[Extracted records]

>>>>

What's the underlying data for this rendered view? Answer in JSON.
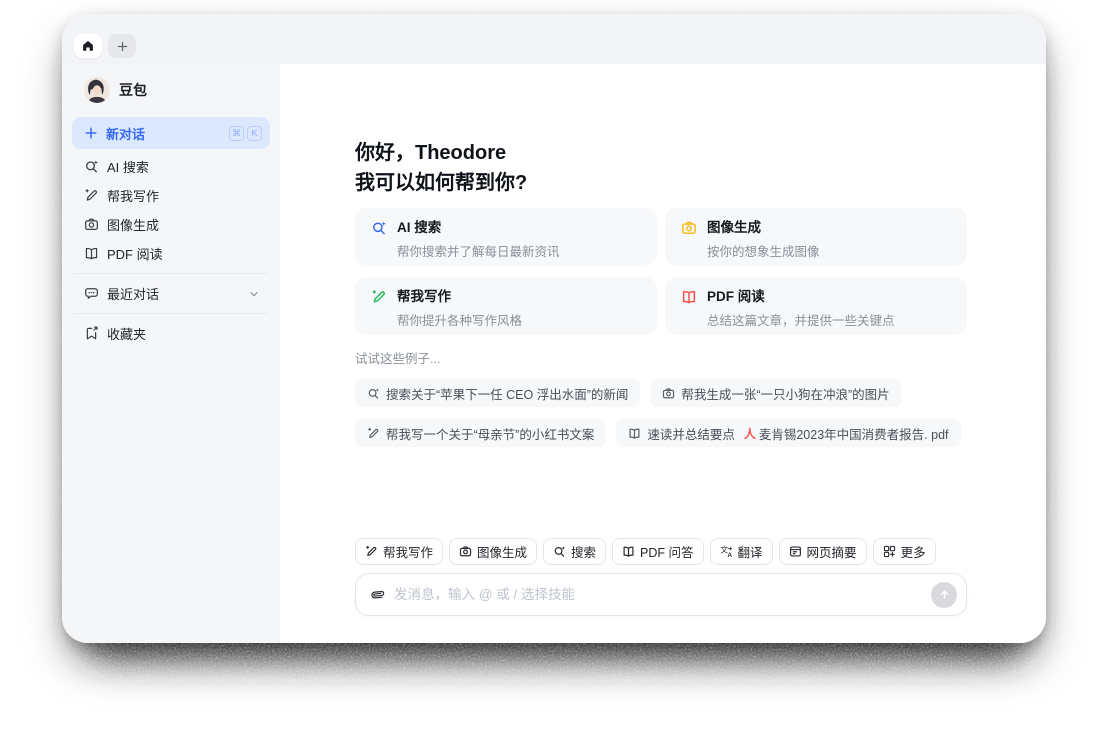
{
  "colors": {
    "accent_blue": "#3A6BF5",
    "green": "#23B858",
    "yellow": "#F6BB1E",
    "red": "#F0544C",
    "selected_item_bg": "#DCE8FE",
    "card_bg": "#F7F8FA",
    "send_button_bg": "#D8DADE"
  },
  "tabbar": {
    "home_tab_icon": "home",
    "new_tab_icon": "plus"
  },
  "sidebar": {
    "profile": {
      "name": "豆包",
      "avatar_icon": "female-avatar"
    },
    "new_chat": {
      "label": "新对话",
      "icon": "plus",
      "shortcut": [
        "⌘",
        "K"
      ]
    },
    "items": [
      {
        "label": "AI 搜索",
        "icon": "search-sparkle"
      },
      {
        "label": "帮我写作",
        "icon": "pen-sparkle"
      },
      {
        "label": "图像生成",
        "icon": "camera"
      },
      {
        "label": "PDF 阅读",
        "icon": "book"
      }
    ],
    "recent": {
      "label": "最近对话",
      "icon": "chat-bubble",
      "chevron_icon": "chevron-down"
    },
    "favorites": {
      "label": "收藏夹",
      "icon": "bookmark-arrow"
    }
  },
  "main": {
    "greeting": {
      "line1": "你好，Theodore",
      "line2": "我可以如何帮到你?"
    },
    "cards": [
      {
        "title": "AI 搜索",
        "desc": "帮你搜索并了解每日最新资讯",
        "icon": "search-sparkle",
        "icon_color": "#3A6BF5"
      },
      {
        "title": "图像生成",
        "desc": "按你的想象生成图像",
        "icon": "camera",
        "icon_color": "#F6BB1E"
      },
      {
        "title": "帮我写作",
        "desc": "帮你提升各种写作风格",
        "icon": "pen-sparkle",
        "icon_color": "#23B858"
      },
      {
        "title": "PDF 阅读",
        "desc": "总结这篇文章，并提供一些关键点",
        "icon": "book",
        "icon_color": "#F0544C"
      }
    ],
    "examples_label": "试试这些例子...",
    "examples": [
      {
        "text": "搜索关于“苹果下一任 CEO 浮出水面”的新闻",
        "icon": "search-sparkle"
      },
      {
        "text": "帮我生成一张“一只小狗在冲浪”的图片",
        "icon": "camera"
      },
      {
        "text": "帮我写一个关于“母亲节”的小红书文案",
        "icon": "pen-sparkle"
      },
      {
        "text": "速读并总结要点",
        "icon": "book",
        "attachment": "麦肯锡2023年中国消费者报告. pdf",
        "attachment_icon": "pdf-file"
      }
    ],
    "skills": [
      {
        "label": "帮我写作",
        "icon": "pen-sparkle"
      },
      {
        "label": "图像生成",
        "icon": "camera"
      },
      {
        "label": "搜索",
        "icon": "search-sparkle"
      },
      {
        "label": "PDF 问答",
        "icon": "book"
      },
      {
        "label": "翻译",
        "icon": "translate"
      },
      {
        "label": "网页摘要",
        "icon": "webpage"
      },
      {
        "label": "更多",
        "icon": "more-grid"
      }
    ],
    "composer": {
      "placeholder": "发消息，输入 @ 或 / 选择技能",
      "attach_icon": "paperclip",
      "send_icon": "arrow-up"
    }
  }
}
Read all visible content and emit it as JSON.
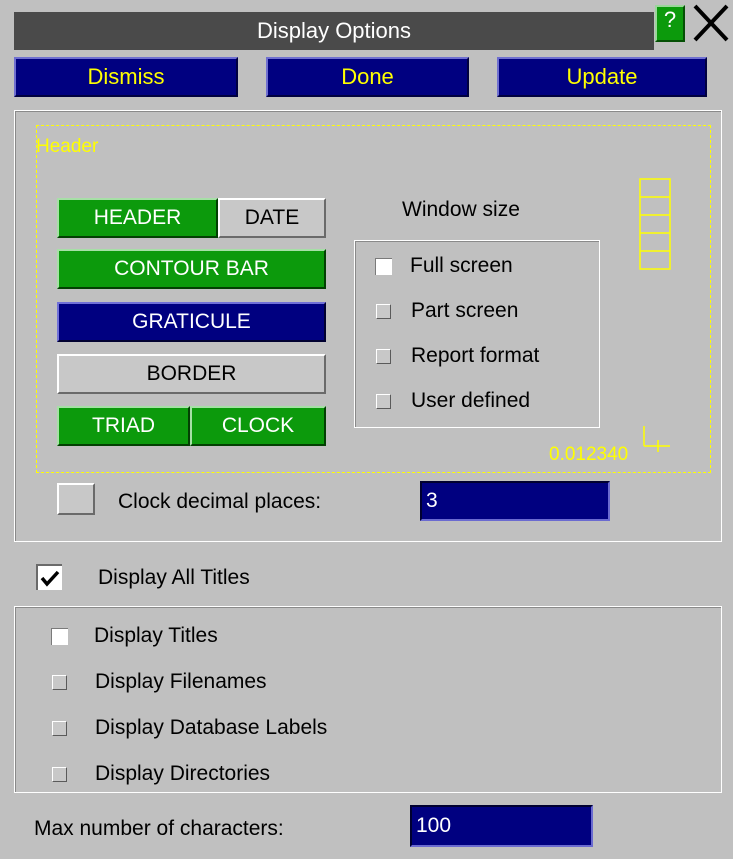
{
  "window": {
    "title": "Display Options",
    "help_label": "?",
    "close_icon": "close-icon"
  },
  "toolbar": {
    "dismiss_label": "Dismiss",
    "done_label": "Done",
    "update_label": "Update"
  },
  "header_panel": {
    "section_label": "Header",
    "buttons": {
      "header": "HEADER",
      "date": "DATE",
      "contour_bar": "CONTOUR BAR",
      "graticule": "GRATICULE",
      "border": "BORDER",
      "triad": "TRIAD",
      "clock": "CLOCK"
    },
    "window_size": {
      "title": "Window size",
      "options": [
        "Full screen",
        "Part screen",
        "Report format",
        "User defined"
      ],
      "selected": "Full screen"
    },
    "sample_number": "0.012340",
    "clock_decimal": {
      "label": "Clock decimal places:",
      "value": "3"
    }
  },
  "titles": {
    "display_all_label": "Display All Titles",
    "display_all_checked": true,
    "options": [
      "Display Titles",
      "Display Filenames",
      "Display Database Labels",
      "Display Directories"
    ],
    "selected": "Display Titles"
  },
  "max_chars": {
    "label": "Max number of characters:",
    "value": "100"
  },
  "colors": {
    "background": "#c0c0c0",
    "green": "#0c9a0c",
    "navy": "#000080",
    "yellow": "#ffff00"
  }
}
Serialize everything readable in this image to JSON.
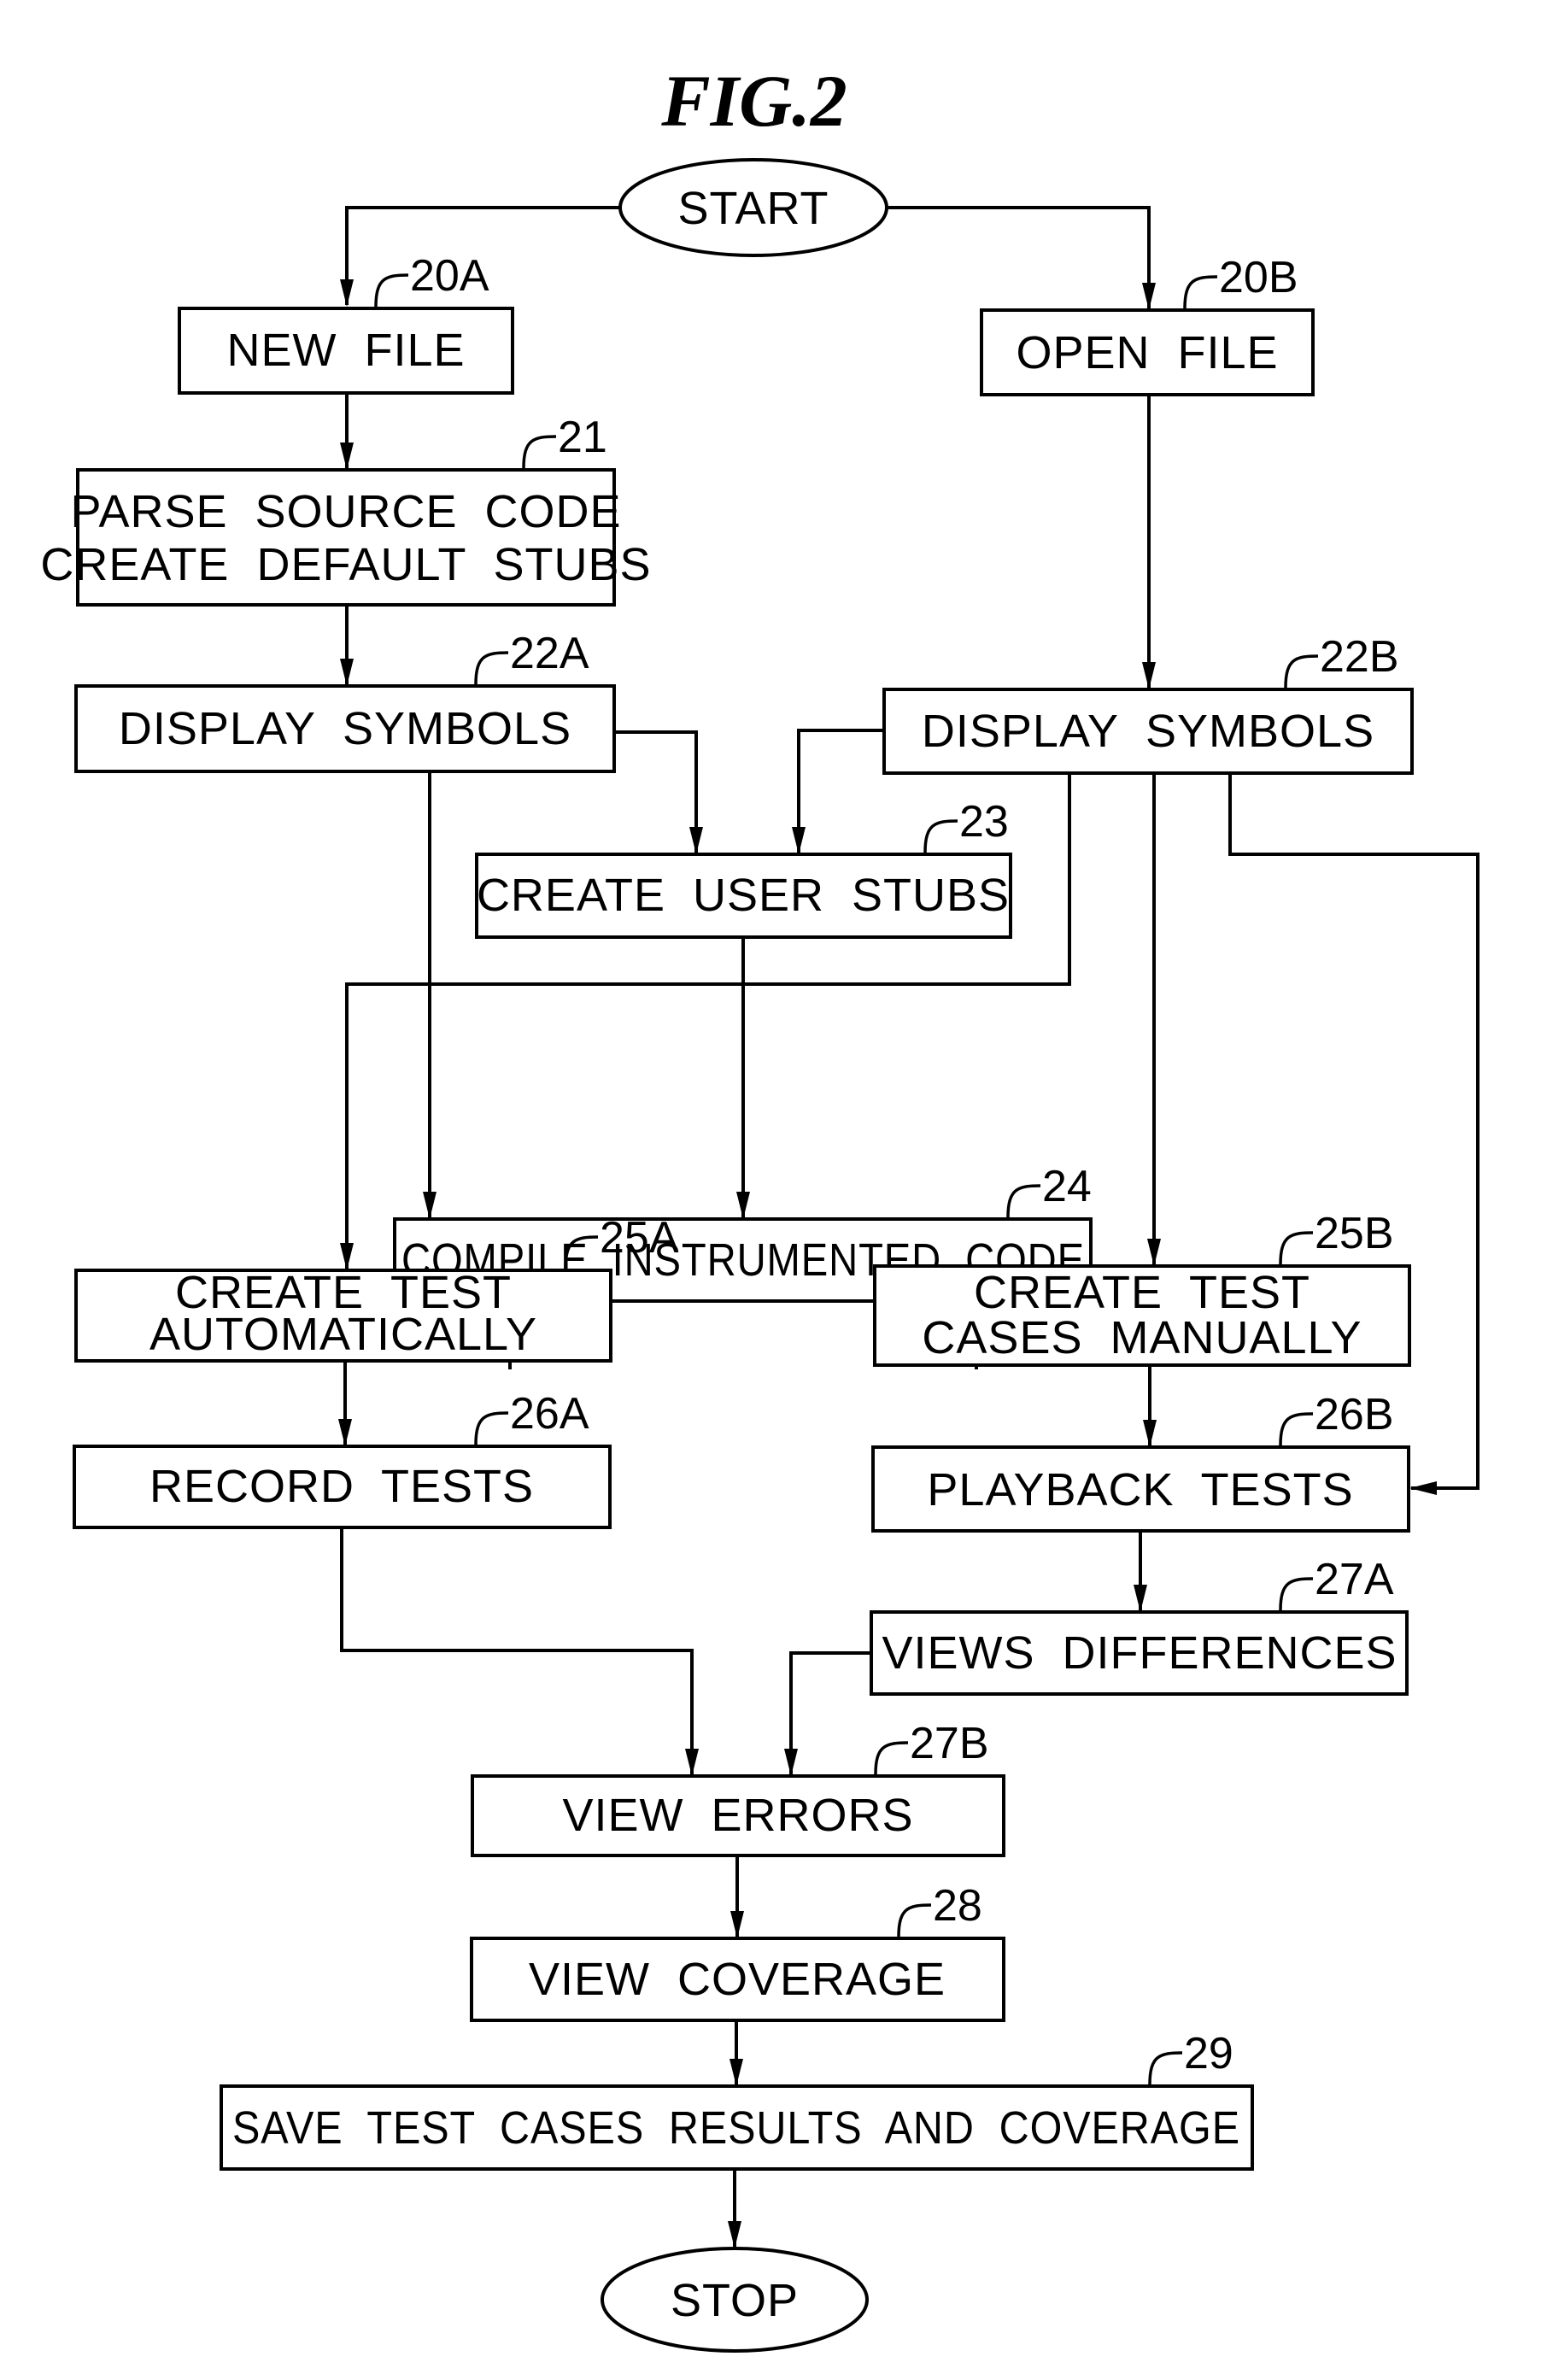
{
  "figure": {
    "title": "FIG.2"
  },
  "nodes": {
    "start": {
      "lines": [
        "START"
      ]
    },
    "n20A": {
      "ref": "20A",
      "lines": [
        "NEW  FILE"
      ]
    },
    "n20B": {
      "ref": "20B",
      "lines": [
        "OPEN  FILE"
      ]
    },
    "n21": {
      "ref": "21",
      "lines": [
        "PARSE  SOURCE  CODE",
        "CREATE  DEFAULT  STUBS"
      ]
    },
    "n22A": {
      "ref": "22A",
      "lines": [
        "DISPLAY  SYMBOLS"
      ]
    },
    "n22B": {
      "ref": "22B",
      "lines": [
        "DISPLAY  SYMBOLS"
      ]
    },
    "n23": {
      "ref": "23",
      "lines": [
        "CREATE  USER  STUBS"
      ]
    },
    "n24": {
      "ref": "24",
      "lines": [
        "COMPILE  INSTRUMENTED  CODE"
      ]
    },
    "n25A": {
      "ref": "25A",
      "lines": [
        "CREATE  TEST",
        "AUTOMATICALLY"
      ]
    },
    "n25B": {
      "ref": "25B",
      "lines": [
        "CREATE  TEST",
        "CASES  MANUALLY"
      ]
    },
    "n26A": {
      "ref": "26A",
      "lines": [
        "RECORD  TESTS"
      ]
    },
    "n26B": {
      "ref": "26B",
      "lines": [
        "PLAYBACK  TESTS"
      ]
    },
    "n27A": {
      "ref": "27A",
      "lines": [
        "VIEWS  DIFFERENCES"
      ]
    },
    "n27B": {
      "ref": "27B",
      "lines": [
        "VIEW  ERRORS"
      ]
    },
    "n28": {
      "ref": "28",
      "lines": [
        "VIEW  COVERAGE"
      ]
    },
    "n29": {
      "ref": "29",
      "lines": [
        "SAVE  TEST  CASES  RESULTS  AND  COVERAGE"
      ]
    },
    "stop": {
      "lines": [
        "STOP"
      ]
    }
  },
  "edges": [
    [
      "start",
      "n20A"
    ],
    [
      "start",
      "n20B"
    ],
    [
      "n20A",
      "n21"
    ],
    [
      "n21",
      "n22A"
    ],
    [
      "n20B",
      "n22B"
    ],
    [
      "n22A",
      "n23"
    ],
    [
      "n22B",
      "n23"
    ],
    [
      "n22A",
      "n24"
    ],
    [
      "n23",
      "n24"
    ],
    [
      "n22B",
      "n25A"
    ],
    [
      "n24",
      "n25A"
    ],
    [
      "n24",
      "n25B"
    ],
    [
      "n22B",
      "n25B"
    ],
    [
      "n22B",
      "n26B"
    ],
    [
      "n25A",
      "n26A"
    ],
    [
      "n25B",
      "n26B"
    ],
    [
      "n26B",
      "n27A"
    ],
    [
      "n26A",
      "n27B"
    ],
    [
      "n27A",
      "n27B"
    ],
    [
      "n27B",
      "n28"
    ],
    [
      "n28",
      "n29"
    ],
    [
      "n29",
      "stop"
    ]
  ]
}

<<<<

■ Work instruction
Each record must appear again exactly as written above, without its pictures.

■ Exercise result
What's the underlying data for this rendered view? Answer in JSON.
{
  "colors": {
    "accent_blue": "#3A6BF5",
    "green": "#23B858",
    "yellow": "#F6BB1E",
    "red": "#F0544C",
    "selected_item_bg": "#DCE8FE",
    "card_bg": "#F7F8FA",
    "send_button_bg": "#D8DADE"
  },
  "tabbar": {
    "home_tab_icon": "home",
    "new_tab_icon": "plus"
  },
  "sidebar": {
    "profile": {
      "name": "豆包",
      "avatar_icon": "female-avatar"
    },
    "new_chat": {
      "label": "新对话",
      "icon": "plus",
      "shortcut": [
        "⌘",
        "K"
      ]
    },
    "items": [
      {
        "label": "AI 搜索",
        "icon": "search-sparkle"
      },
      {
        "label": "帮我写作",
        "icon": "pen-sparkle"
      },
      {
        "label": "图像生成",
        "icon": "camera"
      },
      {
        "label": "PDF 阅读",
        "icon": "book"
      }
    ],
    "recent": {
      "label": "最近对话",
      "icon": "chat-bubble",
      "chevron_icon": "chevron-down"
    },
    "favorites": {
      "label": "收藏夹",
      "icon": "bookmark-arrow"
    }
  },
  "main": {
    "greeting": {
      "line1": "你好，Theodore",
      "line2": "我可以如何帮到你?"
    },
    "cards": [
      {
        "title": "AI 搜索",
        "desc": "帮你搜索并了解每日最新资讯",
        "icon": "search-sparkle",
        "icon_color": "#3A6BF5"
      },
      {
        "title": "图像生成",
        "desc": "按你的想象生成图像",
        "icon": "camera",
        "icon_color": "#F6BB1E"
      },
      {
        "title": "帮我写作",
        "desc": "帮你提升各种写作风格",
        "icon": "pen-sparkle",
        "icon_color": "#23B858"
      },
      {
        "title": "PDF 阅读",
        "desc": "总结这篇文章，并提供一些关键点",
        "icon": "book",
        "icon_color": "#F0544C"
      }
    ],
    "examples_label": "试试这些例子...",
    "examples": [
      {
        "text": "搜索关于“苹果下一任 CEO 浮出水面”的新闻",
        "icon": "search-sparkle"
      },
      {
        "text": "帮我生成一张“一只小狗在冲浪”的图片",
        "icon": "camera"
      },
      {
        "text": "帮我写一个关于“母亲节”的小红书文案",
        "icon": "pen-sparkle"
      },
      {
        "text": "速读并总结要点",
        "icon": "book",
        "attachment": "麦肯锡2023年中国消费者报告. pdf",
        "attachment_icon": "pdf-file"
      }
    ],
    "skills": [
      {
        "label": "帮我写作",
        "icon": "pen-sparkle"
      },
      {
        "label": "图像生成",
        "icon": "camera"
      },
      {
        "label": "搜索",
        "icon": "search-sparkle"
      },
      {
        "label": "PDF 问答",
        "icon": "book"
      },
      {
        "label": "翻译",
        "icon": "translate"
      },
      {
        "label": "网页摘要",
        "icon": "webpage"
      },
      {
        "label": "更多",
        "icon": "more-grid"
      }
    ],
    "composer": {
      "placeholder": "发消息，输入 @ 或 / 选择技能",
      "attach_icon": "paperclip",
      "send_icon": "arrow-up"
    }
  }
}
Read all visible content and emit it as JSON.
{
  "window": {
    "title": "Display Options",
    "help_label": "?",
    "close_icon": "close-icon"
  },
  "toolbar": {
    "dismiss_label": "Dismiss",
    "done_label": "Done",
    "update_label": "Update"
  },
  "header_panel": {
    "section_label": "Header",
    "buttons": {
      "header": "HEADER",
      "date": "DATE",
      "contour_bar": "CONTOUR BAR",
      "graticule": "GRATICULE",
      "border": "BORDER",
      "triad": "TRIAD",
      "clock": "CLOCK"
    },
    "window_size": {
      "title": "Window size",
      "options": [
        "Full screen",
        "Part screen",
        "Report format",
        "User defined"
      ],
      "selected": "Full screen"
    },
    "sample_number": "0.012340",
    "clock_decimal": {
      "label": "Clock decimal places:",
      "value": "3"
    }
  },
  "titles": {
    "display_all_label": "Display All Titles",
    "display_all_checked": true,
    "options": [
      "Display Titles",
      "Display Filenames",
      "Display Database Labels",
      "Display Directories"
    ],
    "selected": "Display Titles"
  },
  "max_chars": {
    "label": "Max number of characters:",
    "value": "100"
  },
  "colors": {
    "background": "#c0c0c0",
    "green": "#0c9a0c",
    "navy": "#000080",
    "yellow": "#ffff00"
  }
}
Serialize everything readable in this image to JSON.
{
  "figure": {
    "title": "FIG.2"
  },
  "nodes": {
    "start": {
      "lines": [
        "START"
      ]
    },
    "n20A": {
      "ref": "20A",
      "lines": [
        "NEW  FILE"
      ]
    },
    "n20B": {
      "ref": "20B",
      "lines": [
        "OPEN  FILE"
      ]
    },
    "n21": {
      "ref": "21",
      "lines": [
        "PARSE  SOURCE  CODE",
        "CREATE  DEFAULT  STUBS"
      ]
    },
    "n22A": {
      "ref": "22A",
      "lines": [
        "DISPLAY  SYMBOLS"
      ]
    },
    "n22B": {
      "ref": "22B",
      "lines": [
        "DISPLAY  SYMBOLS"
      ]
    },
    "n23": {
      "ref": "23",
      "lines": [
        "CREATE  USER  STUBS"
      ]
    },
    "n24": {
      "ref": "24",
      "lines": [
        "COMPILE  INSTRUMENTED  CODE"
      ]
    },
    "n25A": {
      "ref": "25A",
      "lines": [
        "CREATE  TEST",
        "AUTOMATICALLY"
      ]
    },
    "n25B": {
      "ref": "25B",
      "lines": [
        "CREATE  TEST",
        "CASES  MANUALLY"
      ]
    },
    "n26A": {
      "ref": "26A",
      "lines": [
        "RECORD  TESTS"
      ]
    },
    "n26B": {
      "ref": "26B",
      "lines": [
        "PLAYBACK  TESTS"
      ]
    },
    "n27A": {
      "ref": "27A",
      "lines": [
        "VIEWS  DIFFERENCES"
      ]
    },
    "n27B": {
      "ref": "27B",
      "lines": [
        "VIEW  ERRORS"
      ]
    },
    "n28": {
      "ref": "28",
      "lines": [
        "VIEW  COVERAGE"
      ]
    },
    "n29": {
      "ref": "29",
      "lines": [
        "SAVE  TEST  CASES  RESULTS  AND  COVERAGE"
      ]
    },
    "stop": {
      "lines": [
        "STOP"
      ]
    }
  },
  "edges": [
    [
      "start",
      "n20A"
    ],
    [
      "start",
      "n20B"
    ],
    [
      "n20A",
      "n21"
    ],
    [
      "n21",
      "n22A"
    ],
    [
      "n20B",
      "n22B"
    ],
    [
      "n22A",
      "n23"
    ],
    [
      "n22B",
      "n23"
    ],
    [
      "n22A",
      "n24"
    ],
    [
      "n23",
      "n24"
    ],
    [
      "n22B",
      "n25A"
    ],
    [
      "n24",
      "n25A"
    ],
    [
      "n24",
      "n25B"
    ],
    [
      "n22B",
      "n25B"
    ],
    [
      "n22B",
      "n26B"
    ],
    [
      "n25A",
      "n26A"
    ],
    [
      "n25B",
      "n26B"
    ],
    [
      "n26B",
      "n27A"
    ],
    [
      "n26A",
      "n27B"
    ],
    [
      "n27A",
      "n27B"
    ],
    [
      "n27B",
      "n28"
    ],
    [
      "n28",
      "n29"
    ],
    [
      "n29",
      "stop"
    ]
  ]
}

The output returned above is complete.